Interestingly enough, by the time Giordano delivered his sermon the production of spectacles was, for instance, well-established in two Italian city-states, Pisa and Venice. Especially the latter, the Republic of Venice, deserves a little closer look. Here the earliest reference to eyeglasses can be found in guild regulations which date from 1300. Consequently, medieval Italy justifiably qualifies as the birthplace of spectacles.

Apart from vaguely pointing to the time of their first appearance, the medieval friar Giordano da Pisa mentioned the positive effect of eyeglasses because of their ability to facilitate good vision. Moreover, he praised the art of spectacle making as one of the very best in the world. But in his sermon we don’t learn about the identity of the original inventor.

Who Was the Original Inventor of Eyeglasses? – An Unsolved and Probably Unsolvable Mystery

Before we turn to the issue of the unknown inventor, it is advisable to take into account  the fact that Giordano’s sermons were collected and recorded by loyal followers. Considering this, the Italian historian Chiara Frugoni asks the question whether the writer – by  adding the remark the lecturer said – meant Giordano, a teacher or theologian in Florence, or another scholar who was present during Giordano’s sermon and announced himself as a witness in this regard.

Whatever the case, instead of naming the inventor, Giordano or the other scholar just claimed to know him and to have talked to him. However, why didn’t the sermon reveal  his identity? We can only speculate.

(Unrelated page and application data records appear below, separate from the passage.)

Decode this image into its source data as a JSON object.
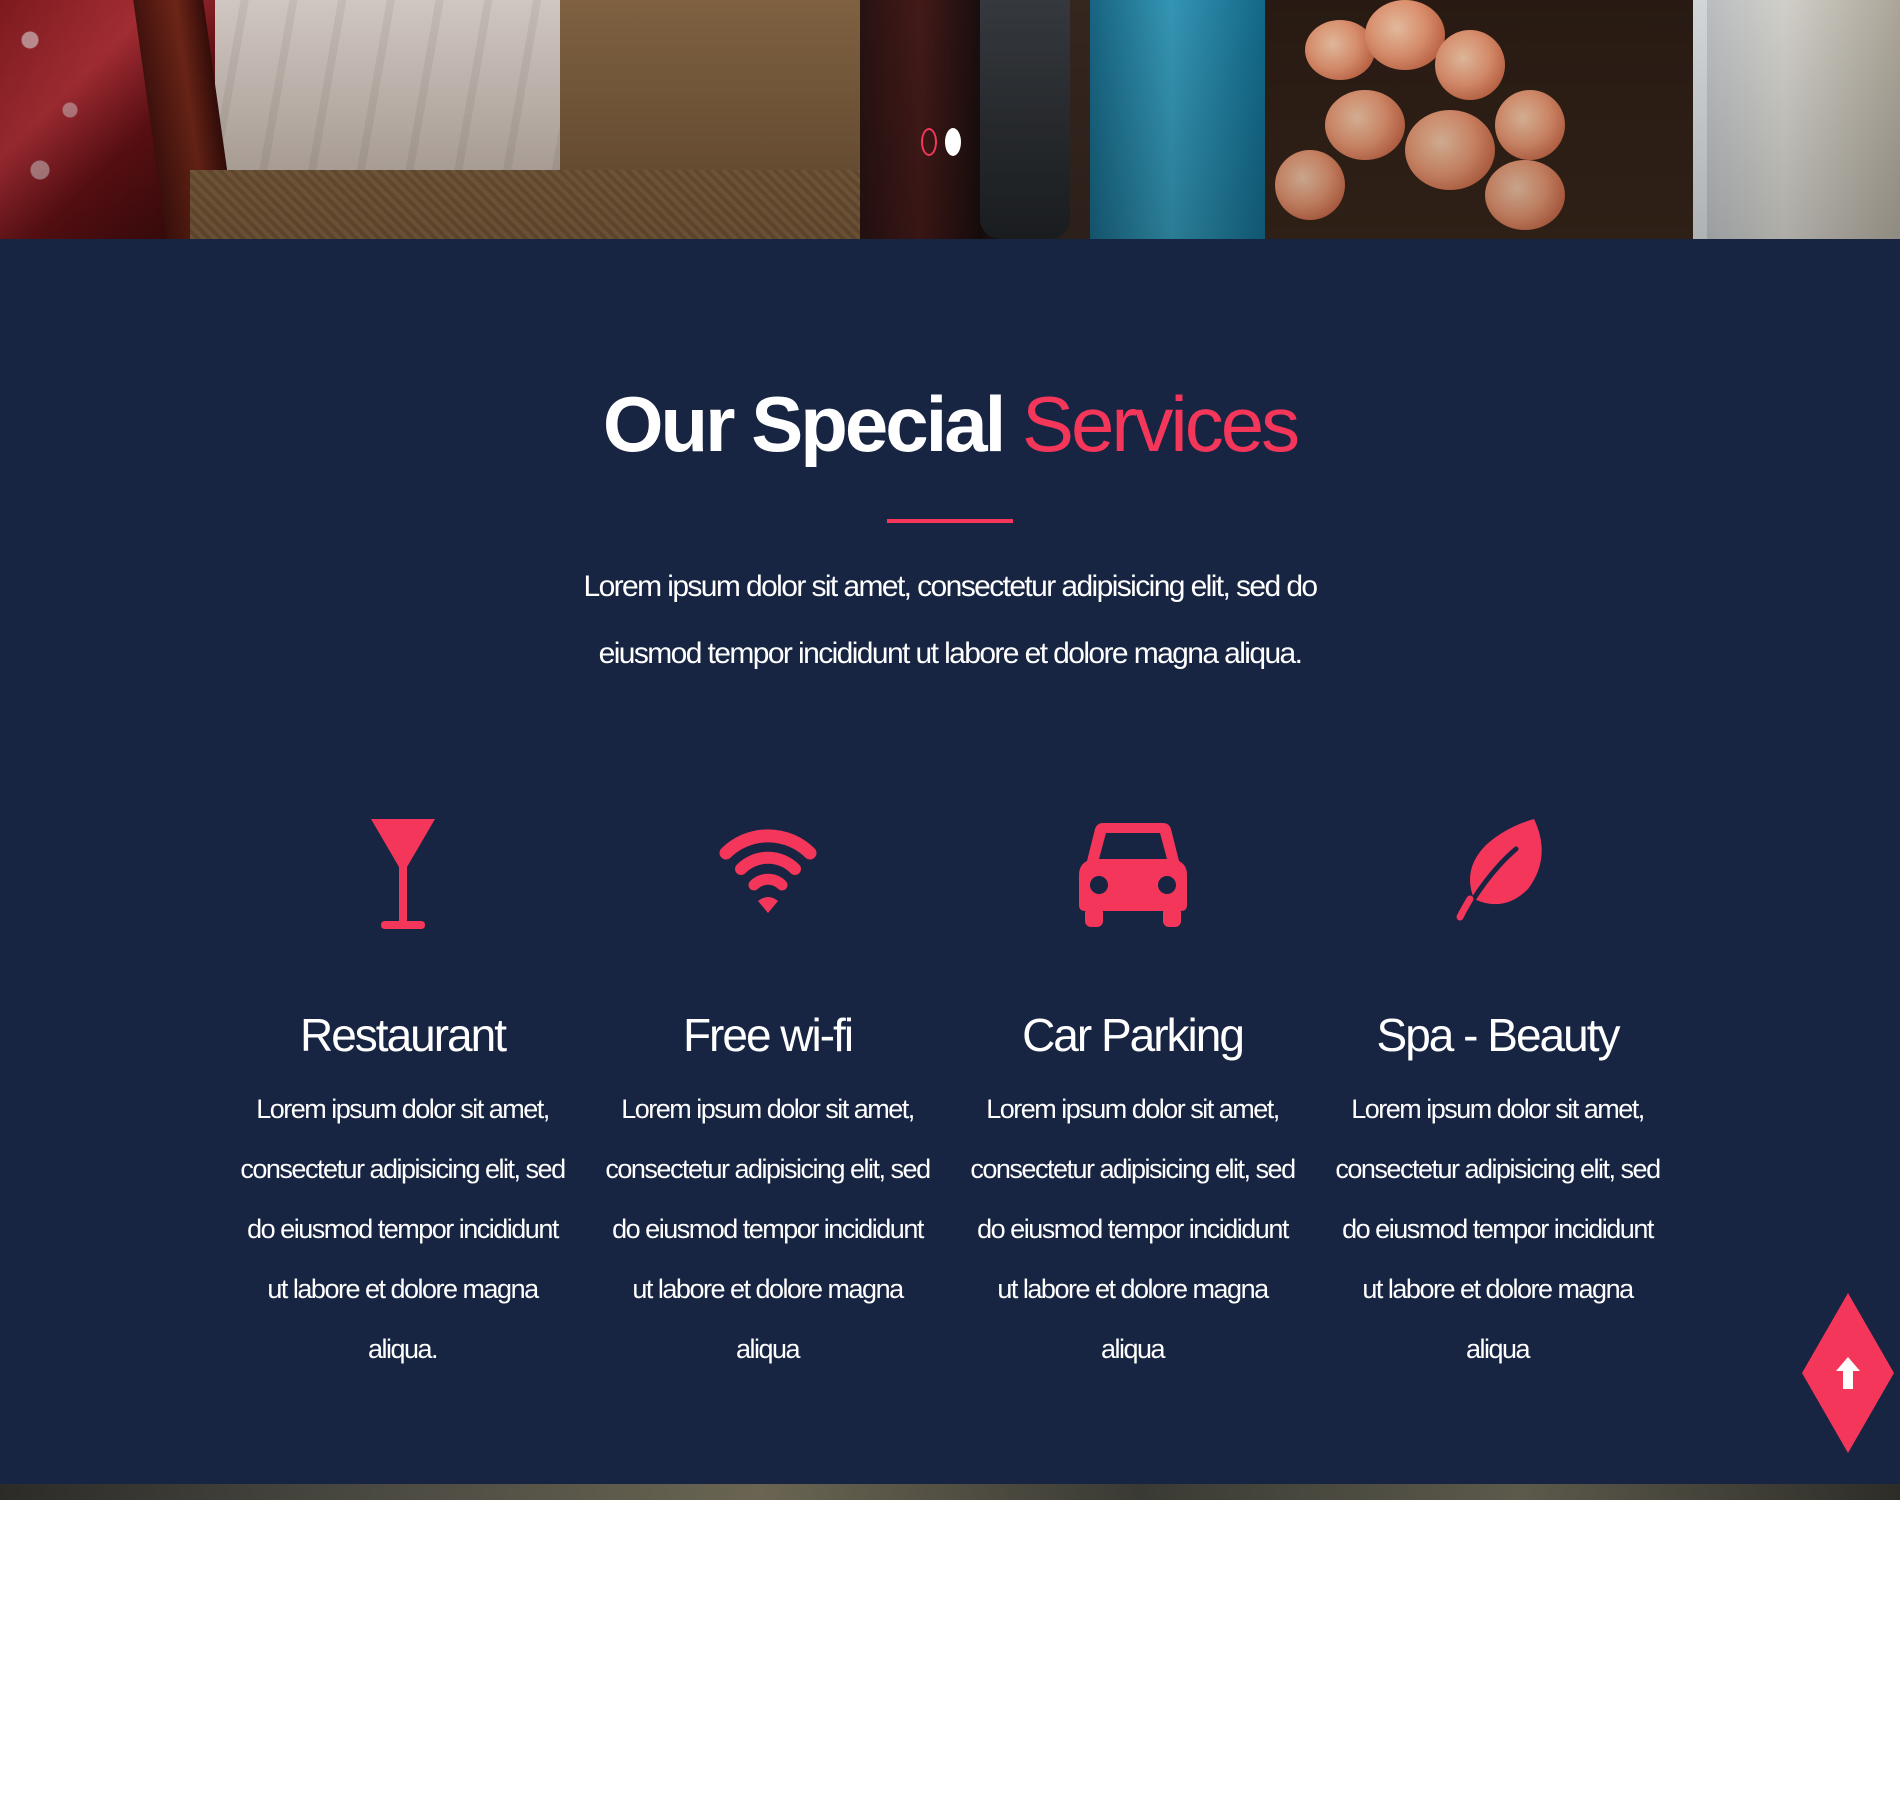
{
  "slider": {
    "dots": [
      {
        "state": "inactive"
      },
      {
        "state": "active"
      }
    ]
  },
  "services": {
    "title_main": "Our Special",
    "title_accent": "Services",
    "intro": "Lorem ipsum dolor sit amet, consectetur adipisicing elit, sed do eiusmod tempor incididunt ut labore et dolore magna aliqua.",
    "items": [
      {
        "icon": "cocktail-glass-icon",
        "title": "Restaurant",
        "text": "Lorem ipsum dolor sit amet, consectetur adipisicing elit, sed do eiusmod tempor incididunt ut labore et dolore magna aliqua."
      },
      {
        "icon": "wifi-icon",
        "title": "Free wi-fi",
        "text": "Lorem ipsum dolor sit amet, consectetur adipisicing elit, sed do eiusmod tempor incididunt ut labore et dolore magna aliqua"
      },
      {
        "icon": "car-icon",
        "title": "Car Parking",
        "text": "Lorem ipsum dolor sit amet, consectetur adipisicing elit, sed do eiusmod tempor incididunt ut labore et dolore magna aliqua"
      },
      {
        "icon": "leaf-icon",
        "title": "Spa - Beauty",
        "text": "Lorem ipsum dolor sit amet, consectetur adipisicing elit, sed do eiusmod tempor incididunt ut labore et dolore magna aliqua"
      }
    ]
  },
  "scroll_top": {
    "icon": "arrow-up-icon"
  },
  "colors": {
    "background": "#172442",
    "accent": "#f4365a",
    "text": "#ffffff"
  }
}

All in all, the search for his name and identity has been an unsolved mystery and almost probably remains one. Some patriotically minded individuals, in particular during the 17th century, tried to identify the original inventor as an inhabitant of their local city. Despite their attempts, these theories prove to be unreliable and were already refuted.

Sources:

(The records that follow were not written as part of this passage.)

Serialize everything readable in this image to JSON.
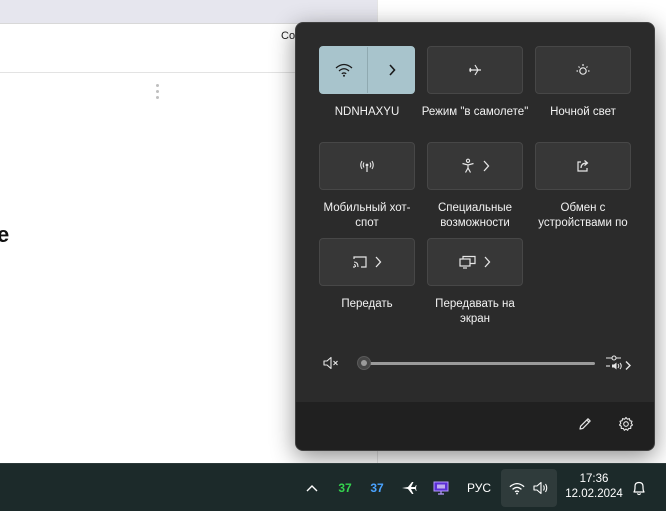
{
  "background": {
    "partial_text": "Co",
    "partial_heading": "e"
  },
  "quick_settings": {
    "tiles": [
      {
        "label": "NDNHAXYU",
        "icon": "wifi-icon",
        "has_chevron": true,
        "active": true
      },
      {
        "label": "Режим \"в самолете\"",
        "icon": "airplane-icon",
        "has_chevron": false,
        "active": false
      },
      {
        "label": "Ночной свет",
        "icon": "night-light-icon",
        "has_chevron": false,
        "active": false
      },
      {
        "label": "Мобильный хот-спот",
        "icon": "hotspot-icon",
        "has_chevron": false,
        "active": false
      },
      {
        "label": "Специальные возможности",
        "icon": "accessibility-icon",
        "has_chevron": true,
        "active": false
      },
      {
        "label": "Обмен с устройствами по",
        "icon": "share-icon",
        "has_chevron": false,
        "active": false
      },
      {
        "label": "Передать",
        "icon": "cast-icon",
        "has_chevron": true,
        "active": false
      },
      {
        "label": "Передавать на экран",
        "icon": "project-icon",
        "has_chevron": true,
        "active": false
      }
    ],
    "volume": {
      "level": 0,
      "muted": true,
      "icon": "speaker-muted-icon"
    },
    "footer": {
      "edit_icon": "pencil-icon",
      "settings_icon": "gear-icon"
    }
  },
  "taskbar": {
    "overflow_icon": "chevron-up-icon",
    "temp1": "37",
    "temp2": "37",
    "language": "РУС",
    "time": "17:36",
    "date": "12.02.2024",
    "notification_icon": "bell-icon"
  },
  "colors": {
    "panel_bg": "#2b2b2b",
    "tile_bg": "#373737",
    "tile_active": "#a8c4cc",
    "taskbar_bg": "#1c2a2a",
    "temp_green": "#34d34e",
    "temp_blue": "#4aa3ff"
  }
}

Frugoni, Chiara. Medioevo sul naso. Occhiali, bottoni e altre invenzioni medievali. Rome, Bari: Editori Laterza, 2001.

Ilardi, Vincent. Renaissance Vision from Spectacles to Telescopes. Philadelphia: American Philosophical Society, 2007.

To be continued…The second part will present information about another important person in the history of spectacle making – Friar Alessandro della Spina. Additionally, it’ll be shown how medieval glasses looked like.